In her late 90s, Manfredini would clean houses and clear her own driveway during harsh winter days.
She and Hendricks were among a plethora of centenarians in Iowa, attracting the focus of researchers.
If the share of the population is still tiny, it will be significantly larger.
Peter Martin, an Iowa State professor whose area of expertise is lifespan development and longevity, elucidates that there are numerous variables that could potentially account for why Iowa is an ideal location for individuals who live to be 100 years old or older.
“It’s because we experience freezing temperatures for half of the year,” he said with a chuckle.
Besides humor, Martin also noted that the severe winters in Iowa genuinely fortify individuals, a trait that contributes to their long lifespan.
Martin stated, “both literally and metaphorically, we possess the ability to endure difficult situations. And this is where the frigid climate becomes relevant. When facing pressure, it is essential to possess a strong and durable character in order to excel.
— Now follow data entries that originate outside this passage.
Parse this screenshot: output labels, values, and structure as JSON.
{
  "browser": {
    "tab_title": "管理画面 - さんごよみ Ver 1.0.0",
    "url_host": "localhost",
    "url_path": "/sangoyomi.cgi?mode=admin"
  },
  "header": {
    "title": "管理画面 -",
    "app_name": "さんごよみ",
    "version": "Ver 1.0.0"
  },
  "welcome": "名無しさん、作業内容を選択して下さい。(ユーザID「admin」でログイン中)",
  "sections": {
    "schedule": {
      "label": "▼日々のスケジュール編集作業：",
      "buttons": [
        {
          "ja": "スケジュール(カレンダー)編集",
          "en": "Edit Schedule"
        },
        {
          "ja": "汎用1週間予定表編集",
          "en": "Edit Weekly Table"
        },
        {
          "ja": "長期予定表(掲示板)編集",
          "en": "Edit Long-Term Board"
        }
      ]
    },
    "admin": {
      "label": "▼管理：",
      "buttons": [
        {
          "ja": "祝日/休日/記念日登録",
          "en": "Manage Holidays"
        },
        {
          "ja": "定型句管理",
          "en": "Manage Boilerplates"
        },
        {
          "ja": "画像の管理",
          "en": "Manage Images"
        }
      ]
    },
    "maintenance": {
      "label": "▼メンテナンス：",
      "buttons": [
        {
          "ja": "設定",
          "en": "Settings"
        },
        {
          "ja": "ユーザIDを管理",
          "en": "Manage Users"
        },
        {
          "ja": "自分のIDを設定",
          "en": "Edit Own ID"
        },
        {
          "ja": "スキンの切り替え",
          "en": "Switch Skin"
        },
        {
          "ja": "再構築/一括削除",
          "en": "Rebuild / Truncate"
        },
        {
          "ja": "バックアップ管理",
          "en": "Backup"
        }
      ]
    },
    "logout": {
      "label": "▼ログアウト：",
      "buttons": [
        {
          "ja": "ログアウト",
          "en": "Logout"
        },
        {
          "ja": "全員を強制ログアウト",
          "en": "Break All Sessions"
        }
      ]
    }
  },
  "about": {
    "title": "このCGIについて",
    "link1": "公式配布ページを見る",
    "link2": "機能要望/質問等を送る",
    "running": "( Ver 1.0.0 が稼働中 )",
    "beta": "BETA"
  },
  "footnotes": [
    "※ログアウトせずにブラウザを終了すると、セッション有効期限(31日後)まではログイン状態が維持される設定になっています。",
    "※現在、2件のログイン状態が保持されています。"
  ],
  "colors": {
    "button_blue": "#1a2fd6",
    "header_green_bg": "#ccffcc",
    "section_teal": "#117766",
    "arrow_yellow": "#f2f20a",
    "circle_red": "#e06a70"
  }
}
Our studies have provided evidence of this.”
Martin said that Iowans have particularly fortunate qualities, as they possess the ability to connect with nature and enjoy an outdoor lifestyle. They also benefit from a lower-stress lifestyle, with access to healthcare, family support, and genetic factors that contribute to longevity.
The population of individuals aged 100 and older, which accounts for 0.6%, is a mere 330 individuals nationwide, according to the 2010 census. Among those who surpass the age of 110, there are supercentenarians like Manfredini and Hendricks.
Furthermore, the life expectancy of Americans is declining, undoing the improvements in health achieved over the past 25 years.
While it is rare to live to the age of 110, Martin claimed that it truly showcases a person’s strength and outlook on life.
He stated, “Once you surpass 115, it becomes exceedingly challenging.” “The fact that you are able to achieve something that you never anticipated is truly a blessing each year.”